Looking at the records below, say how many lines contain "icon". Nothing else belongs in the answer.

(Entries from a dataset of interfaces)
..............................
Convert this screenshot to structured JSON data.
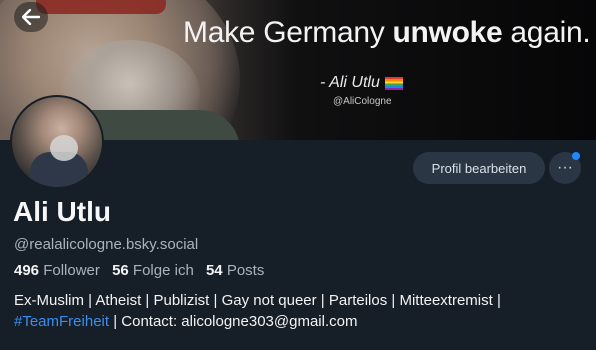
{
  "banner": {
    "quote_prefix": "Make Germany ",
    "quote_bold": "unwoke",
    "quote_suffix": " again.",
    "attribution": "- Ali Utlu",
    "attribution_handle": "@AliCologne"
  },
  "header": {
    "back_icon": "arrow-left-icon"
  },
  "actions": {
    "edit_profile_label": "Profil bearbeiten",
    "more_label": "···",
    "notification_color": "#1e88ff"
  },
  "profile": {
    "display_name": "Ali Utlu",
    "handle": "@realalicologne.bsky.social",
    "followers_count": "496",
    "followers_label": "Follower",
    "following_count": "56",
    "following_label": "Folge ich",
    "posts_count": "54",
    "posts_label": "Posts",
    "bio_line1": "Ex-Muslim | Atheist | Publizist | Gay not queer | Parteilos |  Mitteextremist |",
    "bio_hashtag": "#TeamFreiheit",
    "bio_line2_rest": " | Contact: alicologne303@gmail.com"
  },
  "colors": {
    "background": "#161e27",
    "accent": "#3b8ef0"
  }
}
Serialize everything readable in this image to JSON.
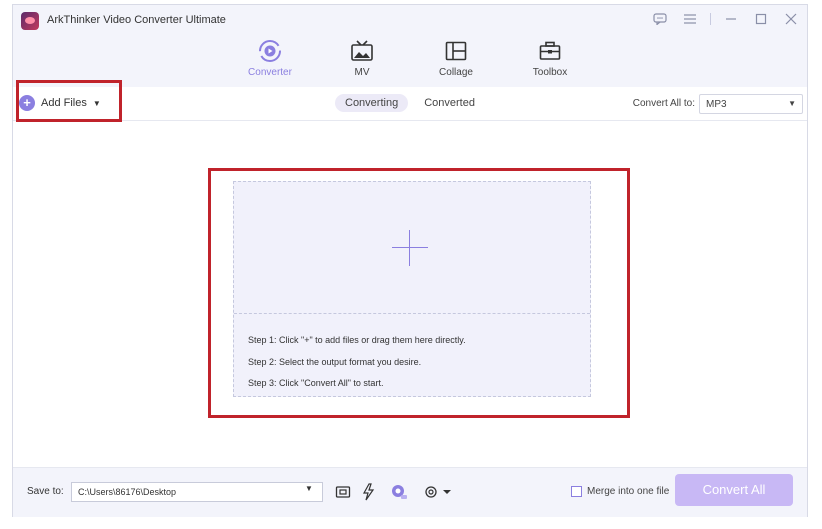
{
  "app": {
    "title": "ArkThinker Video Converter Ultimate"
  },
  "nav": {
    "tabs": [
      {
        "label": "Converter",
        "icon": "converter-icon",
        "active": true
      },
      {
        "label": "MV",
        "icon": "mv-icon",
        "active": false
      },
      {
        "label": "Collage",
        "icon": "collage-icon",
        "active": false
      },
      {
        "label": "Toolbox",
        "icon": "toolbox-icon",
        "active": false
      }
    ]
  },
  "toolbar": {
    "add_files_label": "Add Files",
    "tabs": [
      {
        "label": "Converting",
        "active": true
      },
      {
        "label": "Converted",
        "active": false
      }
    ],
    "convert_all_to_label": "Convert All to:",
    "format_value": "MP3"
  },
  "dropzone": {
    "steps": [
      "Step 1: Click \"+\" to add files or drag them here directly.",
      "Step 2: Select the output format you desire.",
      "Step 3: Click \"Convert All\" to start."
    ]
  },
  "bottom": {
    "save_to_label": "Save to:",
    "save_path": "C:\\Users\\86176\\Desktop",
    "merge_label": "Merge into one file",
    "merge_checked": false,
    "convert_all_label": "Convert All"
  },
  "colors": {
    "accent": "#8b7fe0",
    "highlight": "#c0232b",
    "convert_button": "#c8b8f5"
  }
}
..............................
* TASK RESPONSE: 5